- Inspect the carburetor for hard crusty white buildup. This white buildup is fuel additives including ethanol. You need to try to get as much of the white power material out as you can. It’s nearly impossible to get it all out.
- Reassemble the carburetor now that the carb is clean. Put it back to together in the reverse order you took it apart. Remember to refer to the photo you took of the carburetor when reassembling so all parts are reinstalled in the right places.
- Add fresh fuel plus a fuel stabilizer before you start your mower. Pour the fuel into the tank and give it a chance to fill the bowl of the carburetor. Start your engine. If you are starting with a pull cord, give the rope a yank. It may not start on the first pull, but it should start after several pulls and continue to run.

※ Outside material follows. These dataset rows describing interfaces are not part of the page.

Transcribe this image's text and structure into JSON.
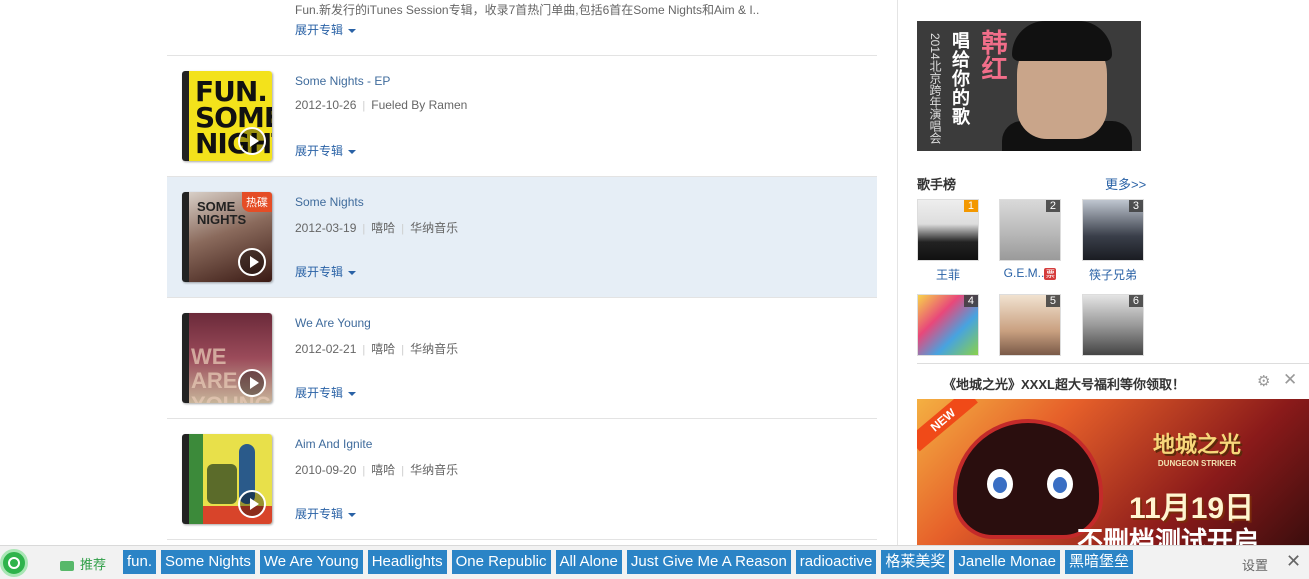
{
  "albums": [
    {
      "description": "Fun.新发行的iTunes Session专辑，收录7首热门单曲,包括6首在Some Nights和Aim & I..",
      "expand": "展开专辑"
    },
    {
      "title": "Some Nights - EP",
      "date": "2012-10-26",
      "label": "Fueled By Ramen",
      "expand": "展开专辑",
      "cover_text": "FUN. SOME NIGHTS"
    },
    {
      "title": "Some Nights",
      "date": "2012-03-19",
      "genre": "嘻哈",
      "label": "华纳音乐",
      "expand": "展开专辑",
      "badge": "热碟",
      "cover_text": "SOME NIGHTS"
    },
    {
      "title": "We Are Young",
      "date": "2012-02-21",
      "genre": "嘻哈",
      "label": "华纳音乐",
      "expand": "展开专辑",
      "cover_text": "WE ARE YOUNG"
    },
    {
      "title": "Aim And Ignite",
      "date": "2010-09-20",
      "genre": "嘻哈",
      "label": "华纳音乐",
      "expand": "展开专辑"
    }
  ],
  "banner": {
    "artist": "韩红",
    "slogan": "唱给你的歌",
    "event": "2014北京跨年演唱会"
  },
  "singer_ranking": {
    "title": "歌手榜",
    "more": "更多>>",
    "singers": [
      {
        "rank": "1",
        "name": "王菲"
      },
      {
        "rank": "2",
        "name": "G.E.M..",
        "ticket": "票"
      },
      {
        "rank": "3",
        "name": "筷子兄弟"
      },
      {
        "rank": "4",
        "name": ""
      },
      {
        "rank": "5",
        "name": ""
      },
      {
        "rank": "6",
        "name": ""
      }
    ]
  },
  "ad": {
    "title": "《地城之光》XXXL超大号福利等你领取！",
    "badge": "NEW",
    "logo": "地城之光",
    "logo_sub": "DUNGEON STRIKER",
    "date": "11月19日",
    "subtitle": "不删档测试开启"
  },
  "bottom_bar": {
    "recommend": "推荐",
    "tags": [
      "fun.",
      "Some Nights",
      "We Are Young",
      "Headlights",
      "One Republic",
      "All Alone",
      "Just Give Me A Reason",
      "radioactive",
      "格莱美奖",
      "Janelle Monae",
      "黑暗堡垒"
    ],
    "settings": "设置",
    "close": "✕"
  },
  "icons": {
    "settings": "gear-icon",
    "close": "close-icon"
  },
  "colors": {
    "link": "#2a62a6",
    "tag_bg": "#2b84c6",
    "highlight_row": "#e6eef6",
    "hot_badge": "#e54d26"
  }
}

Broken or Clogged Fuel Cap
A simple item like a broken fuel cap can be the reason your lawn mower stops while mowing. Fuel caps are designed to vent allowing air through the cap. When a cap is broken and will not vent, a vacuum is created in the fuel tank that restricts the flow of fuel.
Check to see if the fuel cap is bad by taking it off and running your mower. If your mower no longer dies while mowing, this may be your problem and you will need to purchase a new gas cap.

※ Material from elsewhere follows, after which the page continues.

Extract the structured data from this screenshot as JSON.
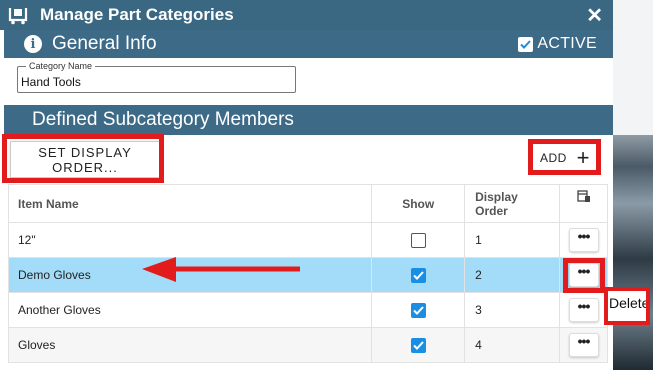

Be careful not to let any dirt or debris enter the gas tank while your cap is off. Run your mower without the mower deck engaged so you are not stirring up a bunch of dust and grass.
Only run without a cap to perform the test. Replace with a new cap if needed. You do not want to mow without the gas cap or leave your leave the gas tank cap off. Doing so can allow debris and water in the fuel tank.
Clogged Air Filter
A plugged air filter restricts the amount of air to the engine. Without clean air, the engine is not able to run. You should check your air filter frequently to make sure it is not plugged with dirt and debris.
When checking your filter, take it out of the air filter housing. Tap the paper filter against a hard surface to knock out any loose dirt.
Hold the filter up to a light and make sure you can see light through the filter. If you cannot, replace the air filter. To learn about cleaning other types of filters, read this article.
You can cause significant engine damage when running a plugged air filter. When your engine isn’t able to pull clean air through the filter, it begins to run very hot and often overheats.
Too Much Engine Oil
Adding too much oil to your lawn mower can cause your engine to smoke and stop while mowing. The smoke can clog your air filter causing your engine to look elsewhere for air.
Too much oil in your lawn mower can cause significant damage including internal engine damage and the possibility of having to replace your engine.
Check for Other Fuel and Air Restrictions in Your Lawn Mower
Always check for fuel and air restrictions when checking for reasons your lawn mower stopped when mowing. If none of the items listed above solve your problem it is always good to look at other possibilities of an air or fuel restriction such as plugged fuel lines or a bad fuel filter.
Still Having Problems with Your Lawn Mower?
Lawn mower ownership doesn’t come without its frustrations. Own a mower long enough, you are bound to run into many lawn mower problems including starting, smoking, leaking, cutting, and overheating.
For mower troubleshooting, check out my guide Common Lawn Mower Problems: Solved.